Sunday, 19 September 2010

A Happy Coincidence

On Thursday Susan and I were working, which included a visit to Chenonceau in Célestine.

As we arrived in the carpark it became obvious we were going to have to work harder than usual to be stand out from the crowd. The Luxembourg Car club were on their 6 day tour of the Loire Valley and providing some serious eye-candy competition.


This photo really demonstrates the difference in
philosophy between French and American car builders.
The car on the left pre-dates the one on the right by 3 years

One of the cars which really caught my eye was a S4-61 Salmson from 1950. Salmson were originally a French engine maker, starting with aircraft engines before moving on to make complete fighter and reconnaissance aircraft during WW1. After that war they moved in to car production, and continued in business until 1957. The S4-61 was made between 1938 and 1951, and quite typical of French luxury cars of the period, is right hand drive.

Quite why French luxury cars should have the steering wheel on the "wrong" side no-one really seems to know, but the best bets are either that it seems to have started after Rolls-Royce became the class leader for luxury and the French manufacturers were imitating the British cars, or that having your chauffeur on the side nearest the curb meant that he could just get out the car and open your door without having to worry about traffic, or having to walk around the car.

Other French cars arranged like this were Delage, Delahaye, Talbot and Bugatti. In fact, more than half of the models offered by French car manufacturers in 1937 were right hand drive. All mass production cars were left hand drive.


Whatever the reason, I rather like the Salmson. It wouldn't be much fun trying to overtake farm machinery if no-one else was in the car, but even if you arrived late (or even hyperventilating) you would arrive in style.

Simon

1 comment:

Diogenes said...
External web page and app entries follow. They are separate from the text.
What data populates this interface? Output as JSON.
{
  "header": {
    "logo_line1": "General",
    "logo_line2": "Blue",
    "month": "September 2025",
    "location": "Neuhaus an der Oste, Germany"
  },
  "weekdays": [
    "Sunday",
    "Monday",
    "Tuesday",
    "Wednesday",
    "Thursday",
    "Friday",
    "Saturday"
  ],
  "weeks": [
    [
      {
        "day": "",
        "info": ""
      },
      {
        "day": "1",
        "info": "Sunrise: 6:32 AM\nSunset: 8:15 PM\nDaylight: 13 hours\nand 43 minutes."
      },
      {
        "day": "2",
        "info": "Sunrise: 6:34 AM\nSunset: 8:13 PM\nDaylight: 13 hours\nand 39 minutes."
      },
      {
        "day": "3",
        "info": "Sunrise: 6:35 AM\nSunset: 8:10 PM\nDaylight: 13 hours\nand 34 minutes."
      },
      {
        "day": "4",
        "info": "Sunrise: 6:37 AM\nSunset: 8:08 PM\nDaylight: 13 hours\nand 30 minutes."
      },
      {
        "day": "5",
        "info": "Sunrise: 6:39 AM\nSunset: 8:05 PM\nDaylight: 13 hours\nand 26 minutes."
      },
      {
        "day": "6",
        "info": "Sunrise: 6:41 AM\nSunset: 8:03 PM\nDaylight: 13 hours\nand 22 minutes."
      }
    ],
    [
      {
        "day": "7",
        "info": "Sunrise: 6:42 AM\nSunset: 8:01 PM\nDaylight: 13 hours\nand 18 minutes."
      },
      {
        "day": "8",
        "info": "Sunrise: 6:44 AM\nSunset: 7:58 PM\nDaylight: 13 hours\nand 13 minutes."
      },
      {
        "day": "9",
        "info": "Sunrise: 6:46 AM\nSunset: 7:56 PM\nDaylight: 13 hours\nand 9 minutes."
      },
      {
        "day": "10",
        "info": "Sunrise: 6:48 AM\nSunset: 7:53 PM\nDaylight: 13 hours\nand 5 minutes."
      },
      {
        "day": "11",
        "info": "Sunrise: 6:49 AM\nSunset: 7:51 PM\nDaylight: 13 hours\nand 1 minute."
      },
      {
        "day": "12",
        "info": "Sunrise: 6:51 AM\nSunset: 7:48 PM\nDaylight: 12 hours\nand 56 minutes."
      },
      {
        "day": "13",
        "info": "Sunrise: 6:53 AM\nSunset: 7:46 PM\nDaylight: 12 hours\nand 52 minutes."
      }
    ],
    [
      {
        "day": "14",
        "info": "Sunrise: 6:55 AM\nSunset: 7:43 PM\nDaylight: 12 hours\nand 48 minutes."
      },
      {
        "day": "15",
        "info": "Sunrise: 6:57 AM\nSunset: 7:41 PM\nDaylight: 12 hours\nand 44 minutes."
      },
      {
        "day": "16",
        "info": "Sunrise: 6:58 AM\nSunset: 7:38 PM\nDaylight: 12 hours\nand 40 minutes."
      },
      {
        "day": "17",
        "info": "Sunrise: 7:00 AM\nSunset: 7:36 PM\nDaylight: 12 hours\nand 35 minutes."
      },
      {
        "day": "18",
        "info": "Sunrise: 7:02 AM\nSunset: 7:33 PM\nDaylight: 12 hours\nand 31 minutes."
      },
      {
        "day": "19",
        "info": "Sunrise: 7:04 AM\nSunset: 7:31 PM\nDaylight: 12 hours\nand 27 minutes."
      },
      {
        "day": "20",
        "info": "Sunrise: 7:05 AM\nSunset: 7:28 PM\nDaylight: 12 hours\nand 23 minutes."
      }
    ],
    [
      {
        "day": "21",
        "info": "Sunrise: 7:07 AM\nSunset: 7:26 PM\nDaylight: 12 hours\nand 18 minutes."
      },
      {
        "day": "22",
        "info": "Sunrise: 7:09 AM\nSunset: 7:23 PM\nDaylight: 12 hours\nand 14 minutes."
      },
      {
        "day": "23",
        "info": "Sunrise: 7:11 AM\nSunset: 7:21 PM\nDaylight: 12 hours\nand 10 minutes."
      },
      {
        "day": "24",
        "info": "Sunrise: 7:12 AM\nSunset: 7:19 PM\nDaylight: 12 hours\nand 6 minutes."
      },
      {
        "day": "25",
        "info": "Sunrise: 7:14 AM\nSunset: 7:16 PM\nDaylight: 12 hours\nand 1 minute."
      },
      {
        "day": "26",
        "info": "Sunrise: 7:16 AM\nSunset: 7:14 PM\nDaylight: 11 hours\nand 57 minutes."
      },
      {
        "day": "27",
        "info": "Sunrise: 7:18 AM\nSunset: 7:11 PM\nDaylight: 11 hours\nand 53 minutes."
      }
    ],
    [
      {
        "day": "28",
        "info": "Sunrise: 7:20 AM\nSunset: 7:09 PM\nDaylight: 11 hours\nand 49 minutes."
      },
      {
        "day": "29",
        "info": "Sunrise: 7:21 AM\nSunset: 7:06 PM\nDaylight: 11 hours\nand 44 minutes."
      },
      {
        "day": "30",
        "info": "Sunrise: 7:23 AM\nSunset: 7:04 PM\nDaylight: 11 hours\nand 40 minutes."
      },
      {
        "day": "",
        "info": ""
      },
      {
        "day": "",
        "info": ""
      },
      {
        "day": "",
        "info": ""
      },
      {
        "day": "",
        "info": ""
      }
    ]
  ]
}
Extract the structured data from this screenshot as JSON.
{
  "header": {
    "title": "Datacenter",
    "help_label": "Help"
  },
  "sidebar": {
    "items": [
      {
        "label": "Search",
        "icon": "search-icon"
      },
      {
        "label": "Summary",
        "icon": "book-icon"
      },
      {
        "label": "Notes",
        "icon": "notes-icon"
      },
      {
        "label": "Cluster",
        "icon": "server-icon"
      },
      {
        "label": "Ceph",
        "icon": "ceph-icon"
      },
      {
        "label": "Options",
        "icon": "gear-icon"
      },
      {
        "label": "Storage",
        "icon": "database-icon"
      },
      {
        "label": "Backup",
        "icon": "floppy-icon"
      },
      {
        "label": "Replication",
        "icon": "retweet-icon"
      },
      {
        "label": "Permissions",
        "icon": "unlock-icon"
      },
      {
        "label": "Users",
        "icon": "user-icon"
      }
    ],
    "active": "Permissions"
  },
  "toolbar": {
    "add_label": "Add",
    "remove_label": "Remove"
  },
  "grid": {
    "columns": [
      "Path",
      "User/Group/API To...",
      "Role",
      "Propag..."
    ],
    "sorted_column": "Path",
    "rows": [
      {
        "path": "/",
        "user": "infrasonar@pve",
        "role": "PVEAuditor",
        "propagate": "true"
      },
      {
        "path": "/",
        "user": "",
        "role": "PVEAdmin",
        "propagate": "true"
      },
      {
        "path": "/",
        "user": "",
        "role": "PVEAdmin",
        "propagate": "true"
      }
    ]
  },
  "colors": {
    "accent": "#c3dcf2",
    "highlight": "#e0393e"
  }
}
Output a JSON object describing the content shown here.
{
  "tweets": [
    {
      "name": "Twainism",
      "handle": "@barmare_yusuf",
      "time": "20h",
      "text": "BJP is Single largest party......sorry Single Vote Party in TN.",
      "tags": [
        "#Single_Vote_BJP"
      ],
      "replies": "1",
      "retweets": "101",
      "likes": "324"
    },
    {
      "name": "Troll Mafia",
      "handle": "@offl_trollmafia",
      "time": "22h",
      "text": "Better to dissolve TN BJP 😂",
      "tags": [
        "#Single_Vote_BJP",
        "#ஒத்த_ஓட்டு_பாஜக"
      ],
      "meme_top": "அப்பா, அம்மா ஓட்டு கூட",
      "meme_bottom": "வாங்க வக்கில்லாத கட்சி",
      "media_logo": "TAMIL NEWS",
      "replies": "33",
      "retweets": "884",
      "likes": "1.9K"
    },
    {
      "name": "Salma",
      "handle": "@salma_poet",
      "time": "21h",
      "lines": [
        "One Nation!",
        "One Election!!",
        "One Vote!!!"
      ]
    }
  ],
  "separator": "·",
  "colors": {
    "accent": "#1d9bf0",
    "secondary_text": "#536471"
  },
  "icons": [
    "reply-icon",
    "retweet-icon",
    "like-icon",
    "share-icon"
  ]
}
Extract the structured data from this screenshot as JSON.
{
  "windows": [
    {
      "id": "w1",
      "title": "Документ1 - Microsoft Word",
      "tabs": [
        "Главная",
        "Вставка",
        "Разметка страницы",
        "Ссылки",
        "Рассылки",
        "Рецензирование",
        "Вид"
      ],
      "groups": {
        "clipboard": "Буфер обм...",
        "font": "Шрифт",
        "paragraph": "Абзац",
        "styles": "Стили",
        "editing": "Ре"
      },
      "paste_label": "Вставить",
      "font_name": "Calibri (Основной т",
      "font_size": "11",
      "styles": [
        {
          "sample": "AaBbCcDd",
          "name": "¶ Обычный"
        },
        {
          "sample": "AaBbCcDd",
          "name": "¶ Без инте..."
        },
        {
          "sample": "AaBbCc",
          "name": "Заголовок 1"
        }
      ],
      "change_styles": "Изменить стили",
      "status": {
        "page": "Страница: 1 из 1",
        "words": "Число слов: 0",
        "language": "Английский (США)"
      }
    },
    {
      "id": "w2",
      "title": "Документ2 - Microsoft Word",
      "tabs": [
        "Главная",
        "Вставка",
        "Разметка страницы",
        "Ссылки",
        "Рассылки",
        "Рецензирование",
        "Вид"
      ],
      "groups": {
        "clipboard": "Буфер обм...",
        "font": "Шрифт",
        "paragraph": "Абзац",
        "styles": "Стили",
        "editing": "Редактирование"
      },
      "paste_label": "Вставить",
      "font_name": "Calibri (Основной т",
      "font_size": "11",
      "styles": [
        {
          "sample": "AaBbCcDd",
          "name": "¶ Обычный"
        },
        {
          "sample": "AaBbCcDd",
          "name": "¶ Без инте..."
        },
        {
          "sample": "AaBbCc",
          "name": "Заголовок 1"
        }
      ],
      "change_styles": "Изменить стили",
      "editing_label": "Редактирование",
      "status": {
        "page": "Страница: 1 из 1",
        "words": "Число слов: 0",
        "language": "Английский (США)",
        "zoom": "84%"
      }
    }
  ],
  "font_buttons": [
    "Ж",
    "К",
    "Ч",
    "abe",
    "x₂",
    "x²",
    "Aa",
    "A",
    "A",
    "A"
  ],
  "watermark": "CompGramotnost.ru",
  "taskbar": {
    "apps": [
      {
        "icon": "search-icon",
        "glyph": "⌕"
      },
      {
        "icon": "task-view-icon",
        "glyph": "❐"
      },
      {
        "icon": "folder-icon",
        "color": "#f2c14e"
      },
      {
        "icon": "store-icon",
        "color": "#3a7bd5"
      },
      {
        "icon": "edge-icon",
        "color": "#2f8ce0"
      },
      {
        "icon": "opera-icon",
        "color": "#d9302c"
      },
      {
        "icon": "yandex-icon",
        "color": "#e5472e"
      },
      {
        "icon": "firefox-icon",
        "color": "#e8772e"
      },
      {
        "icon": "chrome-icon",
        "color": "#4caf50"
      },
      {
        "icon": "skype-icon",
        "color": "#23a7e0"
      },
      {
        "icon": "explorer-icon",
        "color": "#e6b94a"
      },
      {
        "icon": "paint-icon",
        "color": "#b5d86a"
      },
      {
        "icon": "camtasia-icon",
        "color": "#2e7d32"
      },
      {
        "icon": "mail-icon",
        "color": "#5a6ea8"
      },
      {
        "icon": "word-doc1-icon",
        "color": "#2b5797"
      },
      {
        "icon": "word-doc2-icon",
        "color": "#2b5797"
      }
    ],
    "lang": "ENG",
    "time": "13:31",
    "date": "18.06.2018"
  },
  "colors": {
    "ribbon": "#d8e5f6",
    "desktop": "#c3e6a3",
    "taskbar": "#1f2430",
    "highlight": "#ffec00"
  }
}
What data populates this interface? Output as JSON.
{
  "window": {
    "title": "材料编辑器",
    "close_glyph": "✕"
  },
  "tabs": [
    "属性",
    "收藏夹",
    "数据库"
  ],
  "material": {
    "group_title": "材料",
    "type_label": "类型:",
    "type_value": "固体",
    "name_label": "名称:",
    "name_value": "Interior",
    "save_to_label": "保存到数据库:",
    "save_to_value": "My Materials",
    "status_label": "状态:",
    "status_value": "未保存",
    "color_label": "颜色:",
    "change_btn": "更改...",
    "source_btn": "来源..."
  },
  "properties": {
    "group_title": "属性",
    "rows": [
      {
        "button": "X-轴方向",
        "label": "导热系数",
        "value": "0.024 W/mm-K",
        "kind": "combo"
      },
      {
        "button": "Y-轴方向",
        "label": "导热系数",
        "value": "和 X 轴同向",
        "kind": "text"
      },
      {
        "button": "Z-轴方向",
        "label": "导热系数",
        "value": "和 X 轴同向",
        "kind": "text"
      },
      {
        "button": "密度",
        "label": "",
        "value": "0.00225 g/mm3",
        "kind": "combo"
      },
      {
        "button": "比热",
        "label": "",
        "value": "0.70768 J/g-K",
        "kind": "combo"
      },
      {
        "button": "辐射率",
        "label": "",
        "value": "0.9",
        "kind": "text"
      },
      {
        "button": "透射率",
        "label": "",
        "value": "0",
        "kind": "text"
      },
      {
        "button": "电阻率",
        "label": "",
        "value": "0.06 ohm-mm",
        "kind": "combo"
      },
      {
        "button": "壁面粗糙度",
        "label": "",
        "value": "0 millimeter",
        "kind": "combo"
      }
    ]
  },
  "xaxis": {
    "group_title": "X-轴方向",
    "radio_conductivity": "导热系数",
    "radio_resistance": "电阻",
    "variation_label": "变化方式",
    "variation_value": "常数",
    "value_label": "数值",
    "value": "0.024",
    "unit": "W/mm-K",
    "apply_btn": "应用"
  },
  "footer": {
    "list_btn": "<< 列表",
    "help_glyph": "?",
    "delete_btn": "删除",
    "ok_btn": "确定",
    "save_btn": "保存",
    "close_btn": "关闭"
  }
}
Well, I like the '55 Chevy Nomad. What a great car. That '75 Chevy Impala, though, is a "boat." I think the 70s were not a high point for US car design. But gas was cheap - $0.29 a gallon or so.

I did not know Delahaye and Bugatti were French made.